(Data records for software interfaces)
/---

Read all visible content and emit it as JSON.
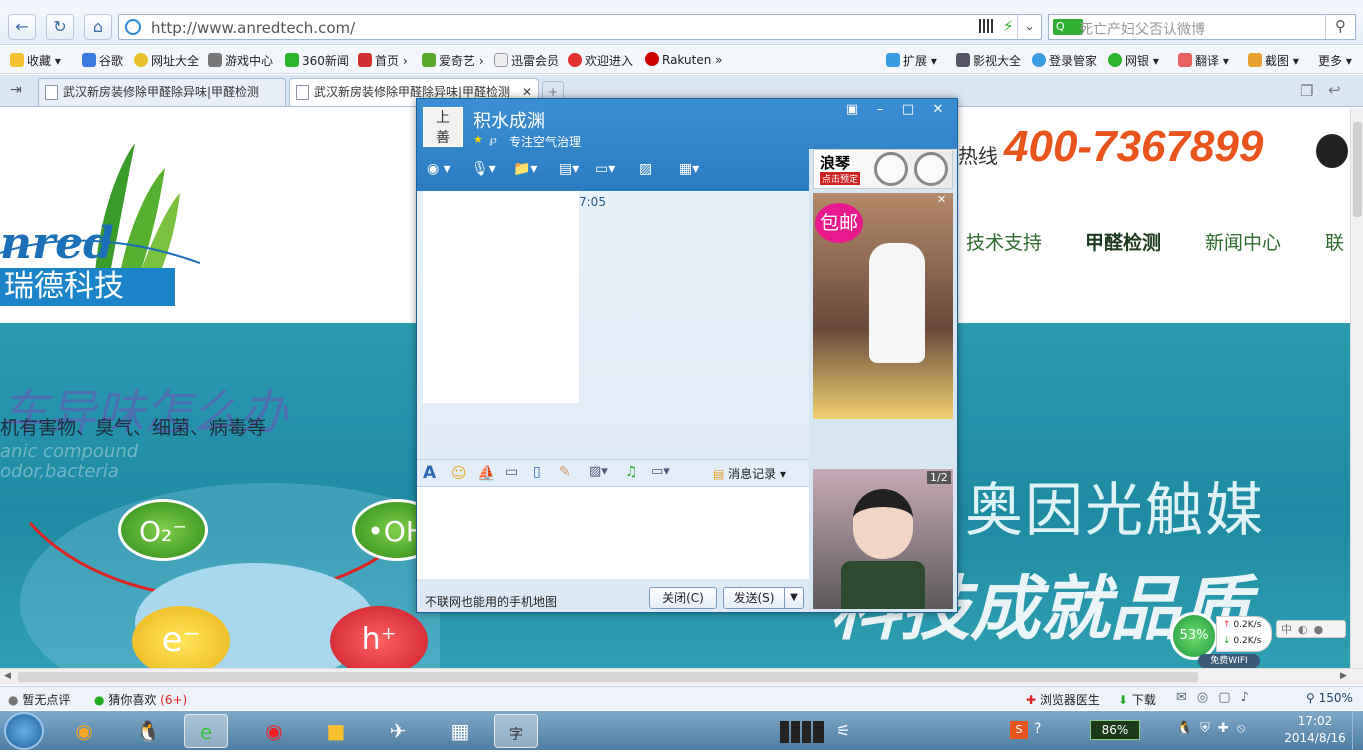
{
  "browser": {
    "address_url": "http://www.anredtech.com/",
    "search_placeholder": "死亡产妇父否认微博",
    "bookmarks": [
      "收藏",
      "谷歌",
      "网址大全",
      "游戏中心",
      "360新闻",
      "首页",
      "爱奇艺",
      "迅雷会员",
      "欢迎进入",
      "Rakuten"
    ],
    "bookmarks_right": [
      "扩展",
      "影视大全",
      "登录管家",
      "网银",
      "翻译",
      "截图",
      "更多"
    ],
    "tabs": [
      "武汉新房装修除甲醛除异味|甲醛检测",
      "武汉新房装修除甲醛除异味|甲醛检测"
    ],
    "status_left": [
      "暂无点评",
      "猜你喜欢",
      "(6+)"
    ],
    "status_right": [
      "浏览器医生",
      "下载",
      "150%"
    ],
    "network": {
      "percent": "53%",
      "up": "0.2K/s",
      "down": "0.2K/s",
      "wifi": "免费WIFI"
    }
  },
  "website": {
    "logo_text": "nred",
    "logo_cn": "瑞德科技",
    "hotline_label": "热线",
    "hotline": "400-7367899",
    "nav": [
      "技术支持",
      "甲醛检测",
      "新闻中心",
      "联"
    ],
    "banner_title": "车异味怎么办",
    "banner_sub": "机有害物、臭气、细菌、病毒等",
    "banner_en1": "anic compound",
    "banner_en2": "odor,bacteria",
    "circles": [
      "O₂⁻",
      "•OH",
      "e⁻",
      "h⁺"
    ],
    "slogan": "奥因光触媒",
    "slogan2": "科技成就品质"
  },
  "qq": {
    "name": "积水成渊",
    "signature": "专注空气治理",
    "message_time": "7:05",
    "history_label": "消息记录",
    "footer_tip": "不联网也能用的手机地图",
    "close_label": "关闭(C)",
    "send_label": "发送(S)",
    "ad_top": "浪琴",
    "ad_top_sub": "点击预定",
    "ad_badge": "包邮",
    "ad_counter": "1/2"
  },
  "taskbar": {
    "battery": "86%",
    "time": "17:02",
    "date": "2014/8/16"
  }
}
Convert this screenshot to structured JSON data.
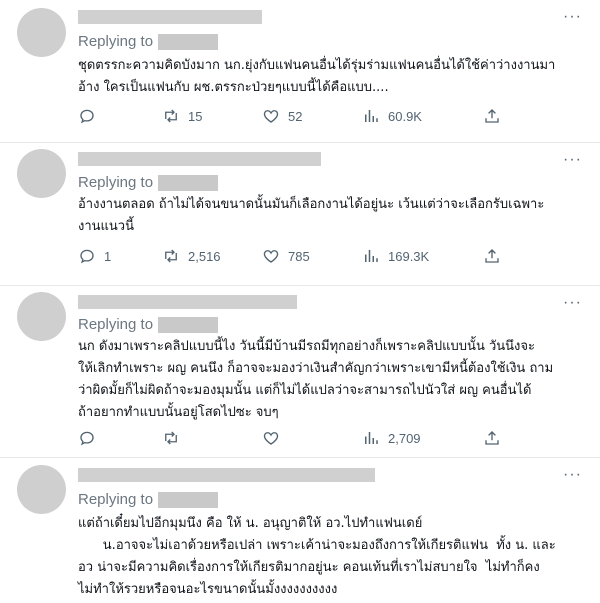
{
  "reply_prefix": "Replying to",
  "tweets": [
    {
      "text": "ชุดตรรกะความคิดบังมาก นก.ยุ่งกับแฟนคนอื่นได้รุ่มร่ามแฟนคนอื่นได้ใช้ค่าว่างงานมา\nอ้าง ใครเป็นแฟนกับ ผช.ตรรกะป่วยๆแบบนี้ได้คือแบบ....",
      "replies": "",
      "retweets": "15",
      "likes": "52",
      "views": "60.9K"
    },
    {
      "text": "อ้างงานตลอด ถ้าไม่ได้จนขนาดนั้นมันก็เลือกงานได้อยู่นะ เว้นแต่ว่าจะเลือกรับเฉพาะ\nงานแนวนี้",
      "replies": "1",
      "retweets": "2,516",
      "likes": "785",
      "views": "169.3K"
    },
    {
      "text": "นก ดังมาเพราะคลิปแบบนี้ไง วันนี้มีบ้านมีรถมีทุกอย่างก็เพราะคลิปแบบนั้น วันนึงจะ\nให้เลิกทำเพราะ ผญ คนนึง ก็อาจจะมองว่าเงินสำคัญกว่าเพราะเขามีหนี้ต้องใช้เงิน ถาม\nว่าผิดมั้ยก็ไม่ผิดถ้าจะมองมุมนั้น แต่ก็ไม่ได้แปลว่าจะสามารถไปนัวใส่ ผญ คนอื่นได้\nถ้าอยากทำแบบนั้นอยู่โสดไปซะ จบๆ",
      "replies": "",
      "retweets": "",
      "likes": "",
      "views": "2,709"
    },
    {
      "text": "แต่ถ้าเดี๋ยมไปอีกมุมนึง คือ ให้ น. อนุญาติให้ อว.ไปทำแฟนเดย์\n      น.อาจจะไม่เอาด้วยหรือเปล่า เพราะเค้าน่าจะมองถึงการให้เกียรติแฟน  ทั้ง น. และ\nอว น่าจะมีความคิดเรื่องการให้เกียรติมากอยู่นะ คอนเท้นที่เราไม่สบายใจ  ไม่ทำก็คง\nไม่ทำให้รวยหรือจนอะไรขนาดนั้นมั้งงงงงงงงงง",
      "replies": "",
      "retweets": "",
      "likes": "",
      "views": ""
    }
  ]
}
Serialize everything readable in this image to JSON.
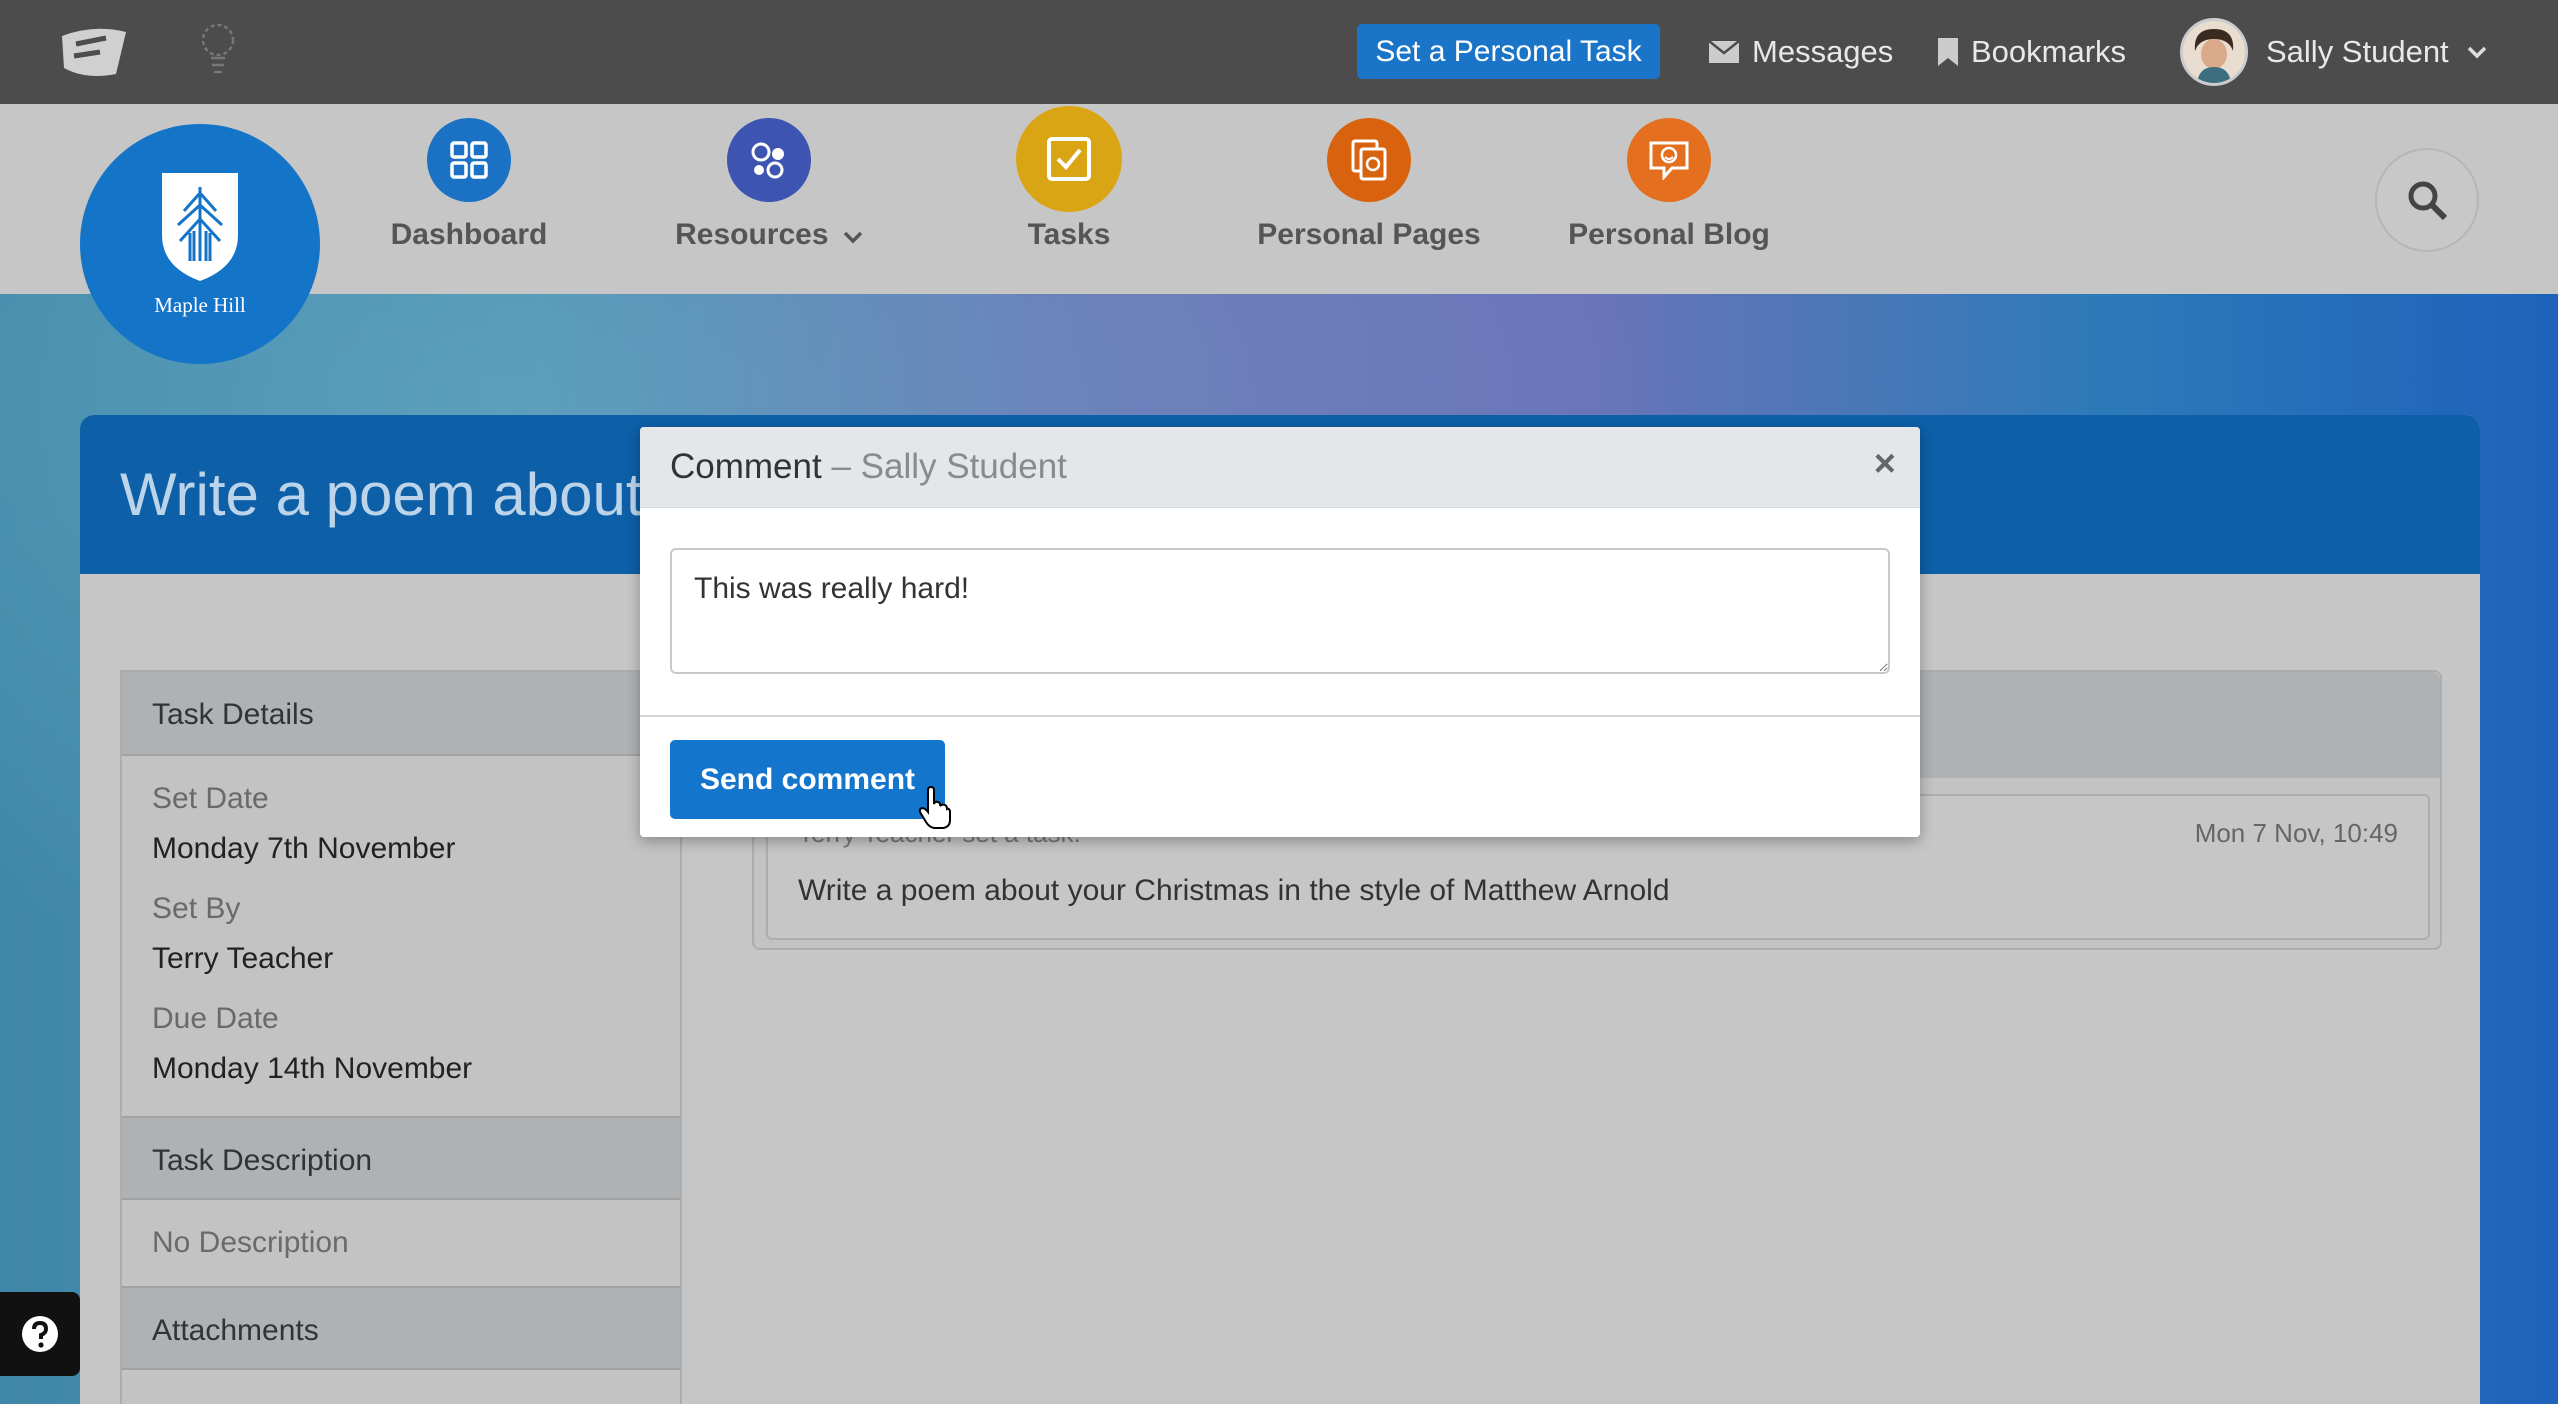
{
  "topbar": {
    "set_task_button": "Set a Personal Task",
    "messages_label": "Messages",
    "bookmarks_label": "Bookmarks",
    "user_name": "Sally Student"
  },
  "school": {
    "name": "Maple Hill"
  },
  "nav": {
    "items": [
      {
        "label": "Dashboard",
        "color": "#1b72c4",
        "icon": "grid-icon"
      },
      {
        "label": "Resources",
        "color": "#3d54b0",
        "icon": "bubbles-icon"
      },
      {
        "label": "Tasks",
        "color": "#d9a514",
        "icon": "checkbox-icon"
      },
      {
        "label": "Personal Pages",
        "color": "#d9620f",
        "icon": "pages-icon"
      },
      {
        "label": "Personal Blog",
        "color": "#e36f1f",
        "icon": "blog-icon"
      }
    ]
  },
  "page": {
    "title": "Write a poem about"
  },
  "task_details": {
    "heading": "Task Details",
    "set_date_label": "Set Date",
    "set_date": "Monday 7th November",
    "set_by_label": "Set By",
    "set_by": "Terry Teacher",
    "due_date_label": "Due Date",
    "due_date": "Monday 14th November",
    "description_heading": "Task Description",
    "description": "No Description",
    "attachments_heading": "Attachments"
  },
  "activity": {
    "meta": "Terry Teacher set a task:",
    "time": "Mon 7 Nov, 10:49",
    "text": "Write a poem about your Christmas in the style of Matthew Arnold"
  },
  "modal": {
    "title": "Comment",
    "subtitle": "– Sally Student",
    "comment_value": "This was really hard!",
    "send_button": "Send comment"
  },
  "colors": {
    "topbar": "#4c4c4c",
    "primary": "#1475cc",
    "header": "#0d5fa8"
  }
}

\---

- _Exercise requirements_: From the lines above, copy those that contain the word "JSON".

- _Solution for this problem_:
Read all visible content and emit it as JSON.
Convert this screenshot to structured JSON data.
Serialize everything readable in this image to JSON.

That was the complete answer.